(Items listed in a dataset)
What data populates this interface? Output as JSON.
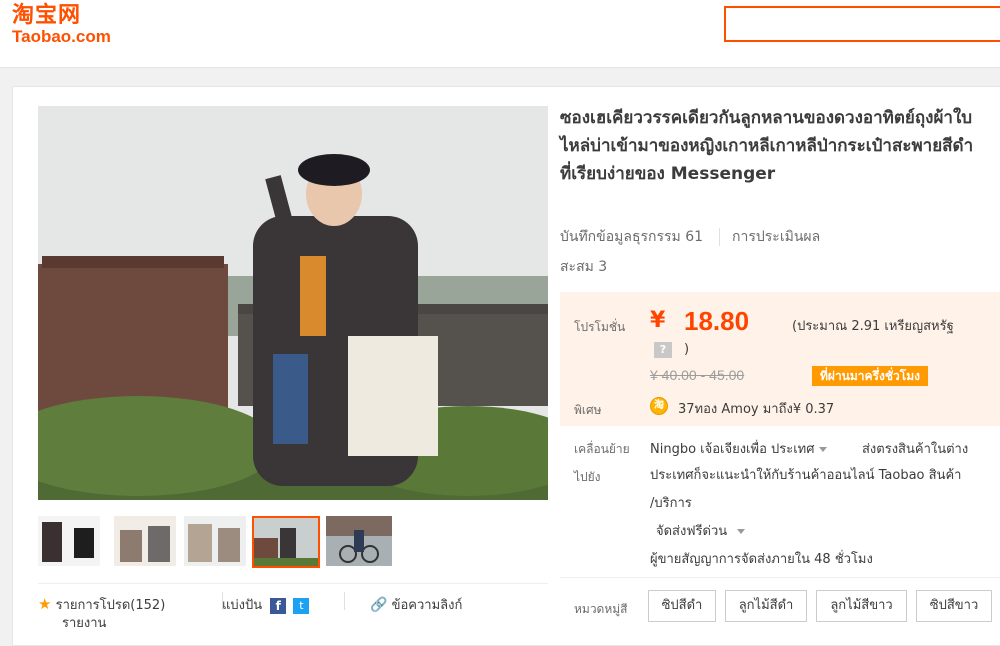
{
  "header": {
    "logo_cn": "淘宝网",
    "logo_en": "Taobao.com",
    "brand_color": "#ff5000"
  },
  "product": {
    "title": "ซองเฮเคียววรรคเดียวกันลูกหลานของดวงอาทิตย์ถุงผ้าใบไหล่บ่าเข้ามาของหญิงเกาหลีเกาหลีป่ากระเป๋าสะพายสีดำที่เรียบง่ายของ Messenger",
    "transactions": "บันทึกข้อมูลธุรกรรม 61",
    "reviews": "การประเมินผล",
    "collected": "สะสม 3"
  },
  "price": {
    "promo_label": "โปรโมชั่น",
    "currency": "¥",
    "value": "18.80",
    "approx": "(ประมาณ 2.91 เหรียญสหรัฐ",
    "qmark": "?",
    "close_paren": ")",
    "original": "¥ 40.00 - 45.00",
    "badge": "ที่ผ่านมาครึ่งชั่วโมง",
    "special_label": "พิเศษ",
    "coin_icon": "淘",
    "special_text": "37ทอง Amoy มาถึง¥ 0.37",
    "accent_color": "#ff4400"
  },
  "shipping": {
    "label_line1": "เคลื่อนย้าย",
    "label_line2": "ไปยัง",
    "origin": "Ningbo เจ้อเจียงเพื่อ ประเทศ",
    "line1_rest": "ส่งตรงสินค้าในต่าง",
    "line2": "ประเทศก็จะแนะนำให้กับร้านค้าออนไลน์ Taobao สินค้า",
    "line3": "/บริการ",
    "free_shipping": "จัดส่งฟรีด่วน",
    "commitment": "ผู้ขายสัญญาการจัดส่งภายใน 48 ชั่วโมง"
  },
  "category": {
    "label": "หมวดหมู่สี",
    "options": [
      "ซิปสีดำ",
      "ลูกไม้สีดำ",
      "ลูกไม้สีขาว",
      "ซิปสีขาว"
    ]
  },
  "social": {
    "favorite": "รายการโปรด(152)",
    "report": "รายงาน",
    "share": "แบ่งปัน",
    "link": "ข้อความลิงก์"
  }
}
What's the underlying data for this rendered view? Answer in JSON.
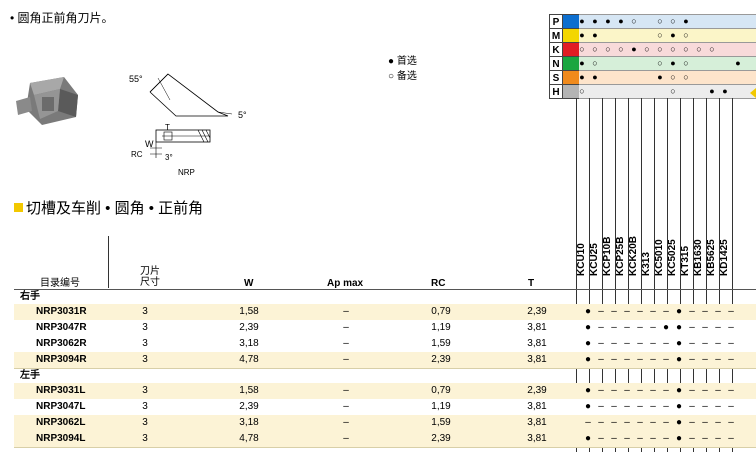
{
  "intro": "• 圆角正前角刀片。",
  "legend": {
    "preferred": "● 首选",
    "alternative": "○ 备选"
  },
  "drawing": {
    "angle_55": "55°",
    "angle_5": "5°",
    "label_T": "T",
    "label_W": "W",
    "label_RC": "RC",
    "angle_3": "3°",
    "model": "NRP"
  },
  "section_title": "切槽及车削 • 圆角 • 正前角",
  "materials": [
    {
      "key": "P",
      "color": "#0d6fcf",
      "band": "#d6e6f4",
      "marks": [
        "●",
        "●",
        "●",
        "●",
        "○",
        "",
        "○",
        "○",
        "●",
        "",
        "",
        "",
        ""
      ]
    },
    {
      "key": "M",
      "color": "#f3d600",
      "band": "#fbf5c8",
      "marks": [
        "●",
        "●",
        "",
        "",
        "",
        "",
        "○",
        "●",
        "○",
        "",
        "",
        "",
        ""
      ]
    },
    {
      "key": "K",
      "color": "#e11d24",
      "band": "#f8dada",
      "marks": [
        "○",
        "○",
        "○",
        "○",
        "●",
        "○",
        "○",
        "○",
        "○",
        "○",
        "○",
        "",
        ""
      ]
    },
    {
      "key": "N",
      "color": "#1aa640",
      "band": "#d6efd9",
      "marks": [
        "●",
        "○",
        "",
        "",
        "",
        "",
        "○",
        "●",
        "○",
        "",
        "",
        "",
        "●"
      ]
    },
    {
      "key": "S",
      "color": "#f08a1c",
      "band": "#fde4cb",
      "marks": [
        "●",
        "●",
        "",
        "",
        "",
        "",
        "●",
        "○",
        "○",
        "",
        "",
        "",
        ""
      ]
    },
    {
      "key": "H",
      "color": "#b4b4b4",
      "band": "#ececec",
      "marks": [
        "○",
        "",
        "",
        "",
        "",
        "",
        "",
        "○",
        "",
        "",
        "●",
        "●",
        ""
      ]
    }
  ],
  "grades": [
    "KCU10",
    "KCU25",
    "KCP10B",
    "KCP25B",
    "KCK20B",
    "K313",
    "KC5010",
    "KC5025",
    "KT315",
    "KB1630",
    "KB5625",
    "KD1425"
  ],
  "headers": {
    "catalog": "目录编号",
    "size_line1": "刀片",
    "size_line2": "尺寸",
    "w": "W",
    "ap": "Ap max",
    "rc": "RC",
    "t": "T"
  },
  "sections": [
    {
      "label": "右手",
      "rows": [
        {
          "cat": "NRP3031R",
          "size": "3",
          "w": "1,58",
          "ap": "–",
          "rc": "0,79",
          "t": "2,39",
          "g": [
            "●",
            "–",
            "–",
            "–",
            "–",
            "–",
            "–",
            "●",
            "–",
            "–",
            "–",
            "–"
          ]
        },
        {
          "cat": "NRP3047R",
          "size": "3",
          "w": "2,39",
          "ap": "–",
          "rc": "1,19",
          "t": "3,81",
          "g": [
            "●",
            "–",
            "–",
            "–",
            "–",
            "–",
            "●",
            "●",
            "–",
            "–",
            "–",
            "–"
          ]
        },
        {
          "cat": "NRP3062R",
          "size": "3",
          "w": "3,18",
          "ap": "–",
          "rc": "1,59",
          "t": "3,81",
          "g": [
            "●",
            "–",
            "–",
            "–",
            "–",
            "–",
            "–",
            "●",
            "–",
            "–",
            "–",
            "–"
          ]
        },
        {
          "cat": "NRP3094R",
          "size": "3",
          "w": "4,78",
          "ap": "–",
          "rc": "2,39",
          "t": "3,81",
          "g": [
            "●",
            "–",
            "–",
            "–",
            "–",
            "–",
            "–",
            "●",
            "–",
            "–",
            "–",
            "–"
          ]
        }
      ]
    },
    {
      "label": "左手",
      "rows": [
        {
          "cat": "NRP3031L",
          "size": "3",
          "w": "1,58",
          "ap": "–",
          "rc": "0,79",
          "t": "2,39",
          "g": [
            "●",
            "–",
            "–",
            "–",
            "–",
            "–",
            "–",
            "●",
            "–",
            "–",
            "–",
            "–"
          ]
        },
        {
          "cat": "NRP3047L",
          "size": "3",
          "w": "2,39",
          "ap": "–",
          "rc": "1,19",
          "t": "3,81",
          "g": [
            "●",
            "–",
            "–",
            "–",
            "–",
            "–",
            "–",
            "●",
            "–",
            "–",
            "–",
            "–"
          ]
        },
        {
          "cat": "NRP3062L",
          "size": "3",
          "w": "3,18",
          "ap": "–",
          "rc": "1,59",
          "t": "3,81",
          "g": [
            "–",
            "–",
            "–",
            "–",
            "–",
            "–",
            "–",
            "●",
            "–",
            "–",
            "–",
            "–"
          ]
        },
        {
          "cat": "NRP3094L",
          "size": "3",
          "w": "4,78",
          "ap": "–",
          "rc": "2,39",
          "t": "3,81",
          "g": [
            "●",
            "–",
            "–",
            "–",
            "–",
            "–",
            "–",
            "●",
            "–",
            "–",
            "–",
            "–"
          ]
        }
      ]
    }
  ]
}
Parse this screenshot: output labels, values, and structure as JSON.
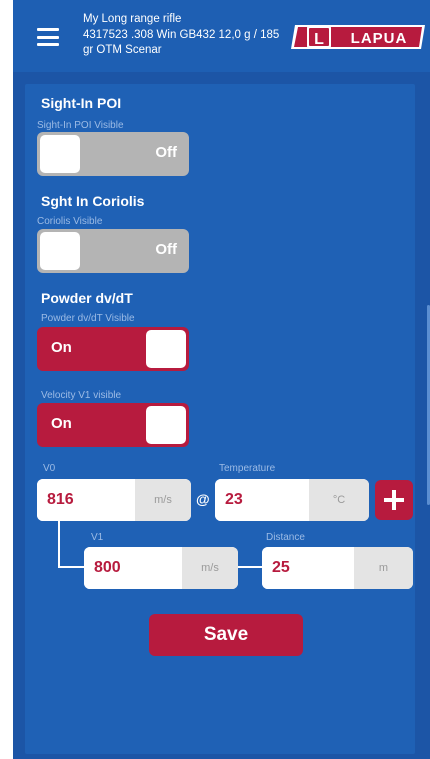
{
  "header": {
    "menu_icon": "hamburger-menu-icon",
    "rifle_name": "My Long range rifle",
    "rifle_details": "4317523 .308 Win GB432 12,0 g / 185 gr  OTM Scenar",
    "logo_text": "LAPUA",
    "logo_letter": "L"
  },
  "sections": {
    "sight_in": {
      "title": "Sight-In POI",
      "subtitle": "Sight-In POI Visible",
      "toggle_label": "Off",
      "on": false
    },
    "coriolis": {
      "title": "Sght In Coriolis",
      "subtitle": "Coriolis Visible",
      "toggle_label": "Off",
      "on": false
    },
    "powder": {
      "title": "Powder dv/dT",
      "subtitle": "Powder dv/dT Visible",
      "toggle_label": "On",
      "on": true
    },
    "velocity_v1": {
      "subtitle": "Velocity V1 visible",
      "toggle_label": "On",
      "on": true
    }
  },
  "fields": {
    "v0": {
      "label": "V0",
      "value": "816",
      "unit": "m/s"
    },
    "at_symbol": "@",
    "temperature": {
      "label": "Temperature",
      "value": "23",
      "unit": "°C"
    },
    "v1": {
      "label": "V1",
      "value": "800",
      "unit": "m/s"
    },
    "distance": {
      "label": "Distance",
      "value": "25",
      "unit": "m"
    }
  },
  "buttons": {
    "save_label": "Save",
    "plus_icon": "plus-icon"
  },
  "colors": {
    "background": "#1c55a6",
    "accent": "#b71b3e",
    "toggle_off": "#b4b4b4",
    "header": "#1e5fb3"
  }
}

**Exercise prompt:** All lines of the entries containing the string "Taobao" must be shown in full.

**Your solution:**
    "logo_en": "Taobao.com",
    "line2": "ประเทศก็จะแนะนำให้กับร้านค้าออนไลน์ Taobao สินค้า",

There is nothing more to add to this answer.